Israelis stood silent for two minutes while sirens wailed across the country on Monday marking an annual day of remembrance for fallen troops and slain civilians.
Speaking at a ceremony at Mount Herzl national cemetery in Jerusalem, Prime Minister Benjamin Netanyahu pledged to return the remains of two soldiers believed to have been killed in the 2014 Gaza war.
Hamas, which runs the Gaza Strip, is believed to be holding the remains of the soldiers, Hadar Goldin and Oron Shaul.
Over the past year, 60 Israeli civilians and security force personnel were killed, according to the defence ministry.
In total, Israel remembers 23,544 servicemen and civilians killed since 1860, the year it considers to be the start of the conflict with the Palestinians, when Jews founded the first neighbourhood outside the walls of Jerusalem’s Old City.

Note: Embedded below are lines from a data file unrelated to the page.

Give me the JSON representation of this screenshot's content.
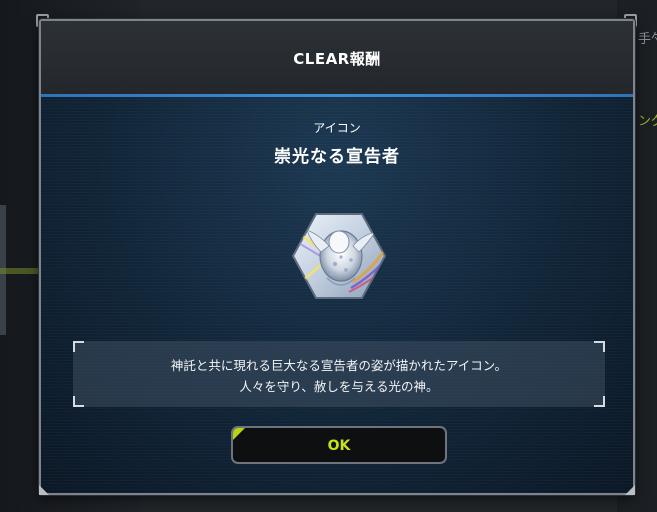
{
  "background": {
    "right_label_top": "手勺",
    "right_label_mid": "ング"
  },
  "dialog": {
    "title": "CLEAR報酬",
    "reward": {
      "category": "アイコン",
      "name": "崇光なる宣告者",
      "icon": "hexagon-monster-icon",
      "description_lines": [
        "神託と共に現れる巨大なる宣告者の姿が描かれたアイコン。",
        "人々を守り、赦しを与える光の神。"
      ]
    },
    "ok_button": {
      "label": "OK",
      "accent_color": "#b4d414",
      "text_color": "#c6e21b"
    },
    "header_rule_color": "#3d8fdb"
  }
}
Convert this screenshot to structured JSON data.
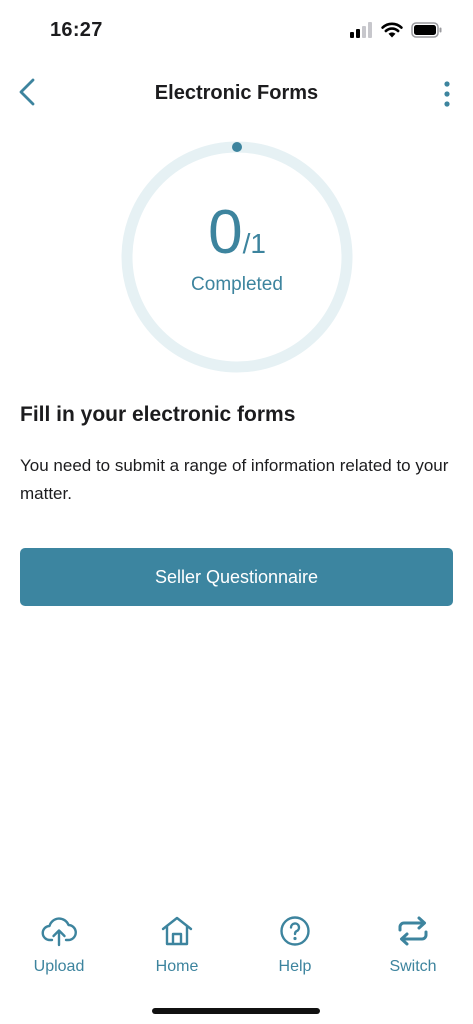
{
  "status_bar": {
    "time": "16:27"
  },
  "nav": {
    "title": "Electronic Forms"
  },
  "progress": {
    "completed": "0",
    "total_text": "/1",
    "completed_value": 0,
    "total_value": 1,
    "label": "Completed"
  },
  "content": {
    "heading": "Fill in your electronic forms",
    "description": "You need to submit a range of information related to your matter."
  },
  "actions": {
    "primary_label": "Seller Questionnaire"
  },
  "tabs": [
    {
      "label": "Upload",
      "icon": "cloud-upload-icon"
    },
    {
      "label": "Home",
      "icon": "home-icon"
    },
    {
      "label": "Help",
      "icon": "help-icon"
    },
    {
      "label": "Switch",
      "icon": "switch-icon"
    }
  ],
  "colors": {
    "accent": "#3d849e",
    "button": "#3c85a0",
    "ring_track": "#e6f1f4"
  }
}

Remembrance ceremonies began at sunset Sunday and continue until nightfall Monday, when the sombre mood gives way to raucous celebrations for Independence Day.
It will mark 69 years since the declaration of the Israeli state in 1948 as the national home of the Jewish people.
“Tonight, when the flag returns to the top of the mast, we’ll know that the state of Israel is true consolation, the fulfilment of a dream of many generations,” Netanyahu said.
New statistics figures released ahead of Independence Day showed Israel’s population now stands at 8.68 million.
Of that number, 6,484,000, or 74.7 percent, are Jews. Another 1,808,000, or 20.8 percent, are Arabs.
The figures include around 300,000 Palestinian residents of east Jerusalem, which Israel captured in the Six-Day War of 1967 and later annexed in a move not recognised by the international community.
The remaining 388,000 listed as “other” comprise non-Arab Christians, members of other religions and those unclassified in the population register.